One thing that never changed was our appreciation for, and dedication to, the outline. Had we not worked so hard to detail point of view, what the reader needed to learn, and why the scene was critical to the evolution of the story, we would never have finished. Somewhere along the way our collaboration would have ended up in the trashbin that houses most such efforts.
The bottom line: If you can't check your ego at the door, don't even bother to attempt a collaboration.
Did DRUIDS require a lot of research?
Absolutely. Unfortunately, the ancient Celts weren't terribly keen on making written records about themselves, even though they had their own unique writing system (which doubled as a sign language, by the way, and was quite possibly the first ever devised). So, virtually everything we know about the Celts was written by non-Celts, and most of them were sworn enemies. Julius Caesar is the best example. His commentary on the Roman campaign in Gaul is amazingly detailed. It's also amazingly self-serving. But then, Caesar was the prototypical politician. Imagine using any of today's most popular pols as a definitive source about anything. Time hasn't diminished that problem at all.
Okay then, how to proceed? First off, we slewed the entire series toward a Celtic viewpoint. Our thinking was that history is recorded by the victors, therefore the Roman world view predominates, and there are countless volumes of historically oriented fiction which favor the Roman point of view. Why add to it? So, DRUIDS and its sequels were devoted to the Celtic perspective. We didn't cheat on the history; we just tried to look at it from the losers' angle. What we discovered was that Julius Caesar and Adolph Hitler had a great deal in common.
The series contains many detailed and highly ritualized ceremonies. All of that is pure conjecture. In those rare instances where we had some concrete historical evidence for how things were done, we strove to keep our narrative in line with the latest anthropological discoveries. (For instance, websites devoted to British recreations of ancient Celtic villages were extremely helpful.)
Beyond that, it was a blend of history and imagination. We had Plutarch's notes on the Roman expatriot general, Sertorius. We knew the brilliant kind of man he was, and the extraordinary lengths he went to in order to enlist the aid of the Celts living in ancient Spain. Working our characters into that historical perspective was not only challenging and educational, but fun! Admittedly, we got lucky.
I should add a disclaimer here, which relates to the whole issue of research. Just because you had to dig through a mountain of miserably boring material doesn't mean that your reader must, too! Your job is to pick through that great hulking garbage pile to salvage the jewels your readers really want to see.

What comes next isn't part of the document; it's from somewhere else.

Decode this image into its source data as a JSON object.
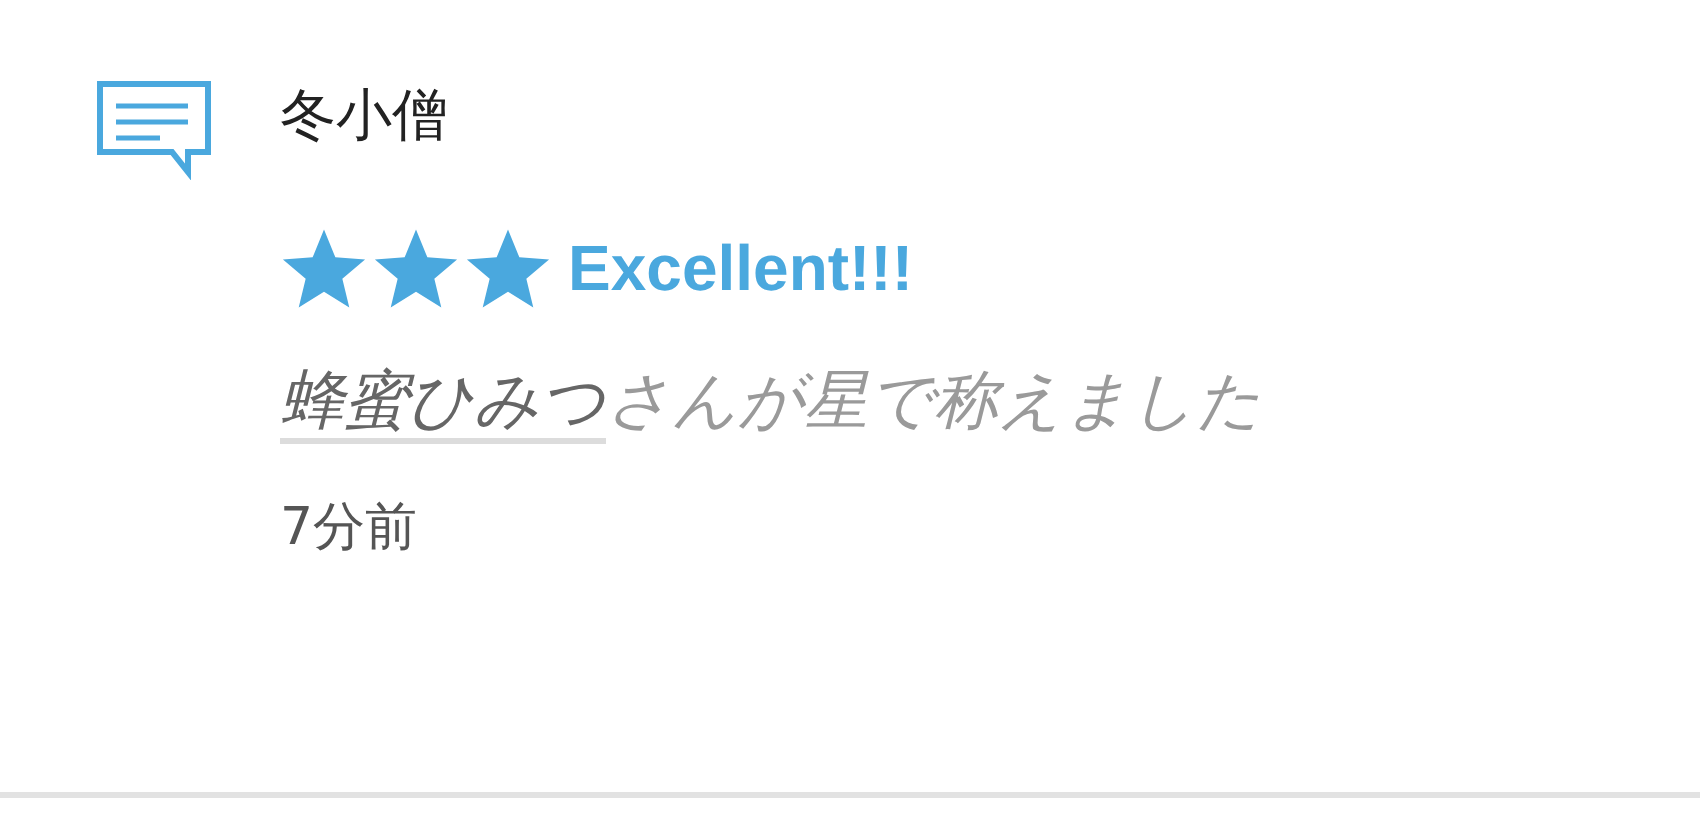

One of the most rewarding aspects of our historical research was the discovery of little things into which we could plug our fictional characters. For example, there is ample evidence to suggest that Julius Caesar developed the first alphabetic cipher -- a way to disguise the meaning of his written directives. In CAPTIVES, we took the liberty of giving that invention to one of our characters, who used it as a bargaining chip with Caesar. Could it have happened that way? Why not? Did it happen that way? Who knows? That's why it's called fiction.
Do you have any advice for aspiring authors?

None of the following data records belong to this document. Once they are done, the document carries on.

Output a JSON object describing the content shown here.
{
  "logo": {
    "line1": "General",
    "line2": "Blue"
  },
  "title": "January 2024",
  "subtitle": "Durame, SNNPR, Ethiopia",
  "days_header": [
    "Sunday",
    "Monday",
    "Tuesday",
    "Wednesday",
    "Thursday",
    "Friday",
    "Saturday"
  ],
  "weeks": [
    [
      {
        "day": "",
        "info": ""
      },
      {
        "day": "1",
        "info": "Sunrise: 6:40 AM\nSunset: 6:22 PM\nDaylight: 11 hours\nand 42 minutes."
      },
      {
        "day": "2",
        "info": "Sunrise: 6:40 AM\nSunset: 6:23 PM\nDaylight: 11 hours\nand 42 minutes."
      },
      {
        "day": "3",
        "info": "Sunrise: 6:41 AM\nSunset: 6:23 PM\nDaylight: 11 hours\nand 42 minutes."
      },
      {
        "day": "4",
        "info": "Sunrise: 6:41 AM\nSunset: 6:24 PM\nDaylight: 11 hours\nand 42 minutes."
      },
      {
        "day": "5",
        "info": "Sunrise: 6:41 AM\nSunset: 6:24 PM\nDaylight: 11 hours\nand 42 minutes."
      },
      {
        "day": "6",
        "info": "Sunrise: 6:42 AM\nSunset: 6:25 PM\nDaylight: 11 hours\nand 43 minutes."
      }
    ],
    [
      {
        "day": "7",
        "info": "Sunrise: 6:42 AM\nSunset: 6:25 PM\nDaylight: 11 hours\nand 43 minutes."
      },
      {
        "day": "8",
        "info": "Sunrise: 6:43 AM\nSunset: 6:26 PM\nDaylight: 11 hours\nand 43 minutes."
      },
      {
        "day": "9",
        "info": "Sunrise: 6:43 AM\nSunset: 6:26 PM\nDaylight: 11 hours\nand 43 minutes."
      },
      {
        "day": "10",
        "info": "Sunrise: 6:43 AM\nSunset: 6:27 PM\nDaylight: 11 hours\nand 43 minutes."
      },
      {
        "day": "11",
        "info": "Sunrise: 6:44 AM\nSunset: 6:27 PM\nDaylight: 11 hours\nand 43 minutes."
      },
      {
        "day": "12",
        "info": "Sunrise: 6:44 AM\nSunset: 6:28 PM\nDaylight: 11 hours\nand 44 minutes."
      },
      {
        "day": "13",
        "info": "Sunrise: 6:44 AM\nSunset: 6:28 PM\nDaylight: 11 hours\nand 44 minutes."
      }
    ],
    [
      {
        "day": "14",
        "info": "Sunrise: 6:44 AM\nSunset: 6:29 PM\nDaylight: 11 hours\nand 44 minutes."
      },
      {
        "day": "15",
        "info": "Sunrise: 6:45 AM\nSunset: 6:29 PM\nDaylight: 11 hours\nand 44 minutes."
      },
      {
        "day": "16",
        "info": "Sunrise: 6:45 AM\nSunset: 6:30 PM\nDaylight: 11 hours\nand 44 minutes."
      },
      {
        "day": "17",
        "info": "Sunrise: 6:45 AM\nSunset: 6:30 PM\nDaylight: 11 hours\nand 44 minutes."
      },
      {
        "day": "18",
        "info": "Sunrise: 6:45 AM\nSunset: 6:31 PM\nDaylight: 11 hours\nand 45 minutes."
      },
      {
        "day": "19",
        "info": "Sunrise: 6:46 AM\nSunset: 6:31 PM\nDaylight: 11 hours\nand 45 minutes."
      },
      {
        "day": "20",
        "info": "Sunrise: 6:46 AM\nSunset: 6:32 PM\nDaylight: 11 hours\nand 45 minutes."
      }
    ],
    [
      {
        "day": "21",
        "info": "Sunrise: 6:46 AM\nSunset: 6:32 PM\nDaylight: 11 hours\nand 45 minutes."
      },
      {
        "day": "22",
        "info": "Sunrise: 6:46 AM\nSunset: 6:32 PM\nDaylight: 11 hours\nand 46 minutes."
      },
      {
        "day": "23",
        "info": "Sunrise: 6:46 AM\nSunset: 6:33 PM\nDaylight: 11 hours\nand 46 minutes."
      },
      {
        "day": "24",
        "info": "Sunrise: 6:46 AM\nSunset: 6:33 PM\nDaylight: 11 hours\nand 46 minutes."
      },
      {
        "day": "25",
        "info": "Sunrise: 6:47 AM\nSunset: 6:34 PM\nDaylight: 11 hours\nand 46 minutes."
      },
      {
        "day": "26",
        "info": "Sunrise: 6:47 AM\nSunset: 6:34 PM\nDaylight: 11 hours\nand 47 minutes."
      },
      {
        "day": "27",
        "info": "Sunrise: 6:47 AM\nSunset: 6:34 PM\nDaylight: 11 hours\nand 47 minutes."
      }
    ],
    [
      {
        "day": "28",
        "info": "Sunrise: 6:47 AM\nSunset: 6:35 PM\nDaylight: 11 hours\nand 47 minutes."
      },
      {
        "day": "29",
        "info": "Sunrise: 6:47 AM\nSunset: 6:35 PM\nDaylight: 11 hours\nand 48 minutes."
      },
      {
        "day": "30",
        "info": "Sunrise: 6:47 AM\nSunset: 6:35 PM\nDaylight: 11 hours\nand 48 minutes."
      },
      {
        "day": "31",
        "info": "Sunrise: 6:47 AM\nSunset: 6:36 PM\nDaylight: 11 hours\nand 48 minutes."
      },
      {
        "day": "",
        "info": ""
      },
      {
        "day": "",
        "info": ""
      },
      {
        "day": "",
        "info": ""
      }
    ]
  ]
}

To quote "Galaxy Quest," one of my favorite films, "Never give up. Never surrender!" Treat your creativity like any other muscle in your body: exercise it. If you don't, it will atrophy. Writers write. Do it every day. When you're not writing, you should be reading. Or taking care of your Honey Do list -- never ignore that either!
Finally, if you haven't already, join a writer's group. You'll learn more from giving critiques than receiving them. And when you eventually make it to stardom, help out a beginner.